> Task prompt:
Every entry below should appear in the answer exactly as written, apart from the pictures.

Records for the exercise Start Marker

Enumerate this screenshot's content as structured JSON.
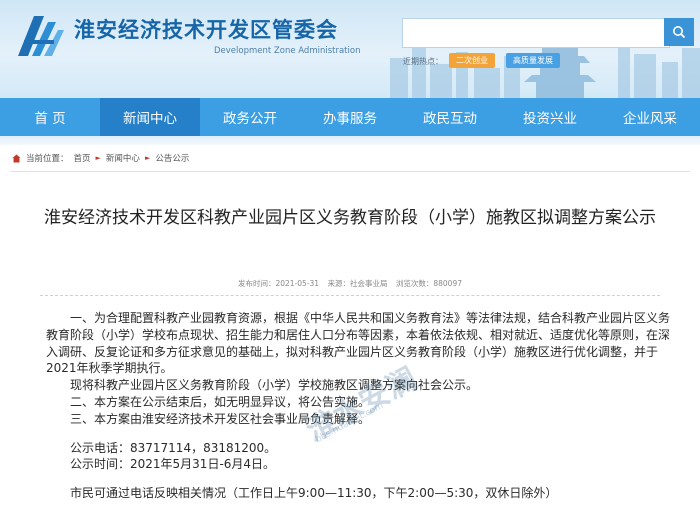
{
  "header": {
    "title": "淮安经济技术开发区管委会",
    "subtitle": "Development Zone Administration",
    "hot_label": "近期热点：",
    "hot_tags": [
      "二次创业",
      "高质量发展"
    ],
    "search_placeholder": ""
  },
  "nav": {
    "items": [
      "首 页",
      "新闻中心",
      "政务公开",
      "办事服务",
      "政民互动",
      "投资兴业",
      "企业风采"
    ],
    "active_index": 1
  },
  "breadcrumb": {
    "label": "当前位置：",
    "items": [
      "首页",
      "新闻中心",
      "公告公示"
    ]
  },
  "article": {
    "title": "淮安经济技术开发区科教产业园片区义务教育阶段（小学）施教区拟调整方案公示",
    "date": "发布时间：2021-05-31",
    "source": "来源：社会事业局",
    "views": "浏览次数：880097",
    "paragraph1": "一、为合理配置科教产业园教育资源，根据《中华人民共和国义务教育法》等法律法规，结合科教产业园片区义务教育阶段（小学）学校布点现状、招生能力和居住人口分布等因素，本着依法依规、相对就近、适度优化等原则，在深入调研、反复论证和多方征求意见的基础上，拟对科教产业园片区义务教育阶段（小学）施教区进行优化调整，并于2021年秋季学期执行。",
    "paragraph2": "现将科教产业园片区义务教育阶段（小学）学校施教区调整方案向社会公示。",
    "paragraph3": "二、本方案在公示结束后，如无明显异议，将公告实施。",
    "paragraph4": "三、本方案由淮安经济技术开发区社会事业局负责解释。",
    "phone": "公示电话：83717114，83181200。",
    "period": "公示时间：2021年5月31日-6月4日。",
    "closing": "市民可通过电话反映相关情况（工作日上午9:00—11:30，下午2:00—5:30，双休日除外）"
  },
  "watermark": {
    "text": "淮水安澜",
    "url": "bbs.huainet.com"
  },
  "colors": {
    "brand": "#1565a8",
    "nav": "#3c9ee3",
    "nav_active": "#2580c9",
    "tag_orange": "#f2a33a",
    "tag_blue": "#49a1e3"
  },
  "icons": [
    "logo-icon",
    "search-icon",
    "home-icon",
    "chevron-right-icon"
  ]
}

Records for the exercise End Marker

> Result of the exercise:
Enumerate this screenshot's content as structured JSON.
{
  "header": {
    "title": "淮安经济技术开发区管委会",
    "subtitle": "Development Zone Administration",
    "hot_label": "近期热点：",
    "hot_tags": [
      "二次创业",
      "高质量发展"
    ],
    "search_placeholder": ""
  },
  "nav": {
    "items": [
      "首 页",
      "新闻中心",
      "政务公开",
      "办事服务",
      "政民互动",
      "投资兴业",
      "企业风采"
    ],
    "active_index": 1
  },
  "breadcrumb": {
    "label": "当前位置：",
    "items": [
      "首页",
      "新闻中心",
      "公告公示"
    ]
  },
  "article": {
    "title": "淮安经济技术开发区科教产业园片区义务教育阶段（小学）施教区拟调整方案公示",
    "date": "发布时间：2021-05-31",
    "source": "来源：社会事业局",
    "views": "浏览次数：880097",
    "paragraph1": "一、为合理配置科教产业园教育资源，根据《中华人民共和国义务教育法》等法律法规，结合科教产业园片区义务教育阶段（小学）学校布点现状、招生能力和居住人口分布等因素，本着依法依规、相对就近、适度优化等原则，在深入调研、反复论证和多方征求意见的基础上，拟对科教产业园片区义务教育阶段（小学）施教区进行优化调整，并于2021年秋季学期执行。",
    "paragraph2": "现将科教产业园片区义务教育阶段（小学）学校施教区调整方案向社会公示。",
    "paragraph3": "二、本方案在公示结束后，如无明显异议，将公告实施。",
    "paragraph4": "三、本方案由淮安经济技术开发区社会事业局负责解释。",
    "phone": "公示电话：83717114，83181200。",
    "period": "公示时间：2021年5月31日-6月4日。",
    "closing": "市民可通过电话反映相关情况（工作日上午9:00—11:30，下午2:00—5:30，双休日除外）"
  },
  "watermark": {
    "text": "淮水安澜",
    "url": "bbs.huainet.com"
  },
  "colors": {
    "brand": "#1565a8",
    "nav": "#3c9ee3",
    "nav_active": "#2580c9",
    "tag_orange": "#f2a33a",
    "tag_blue": "#49a1e3"
  },
  "icons": [
    "logo-icon",
    "search-icon",
    "home-icon",
    "chevron-right-icon"
  ]
}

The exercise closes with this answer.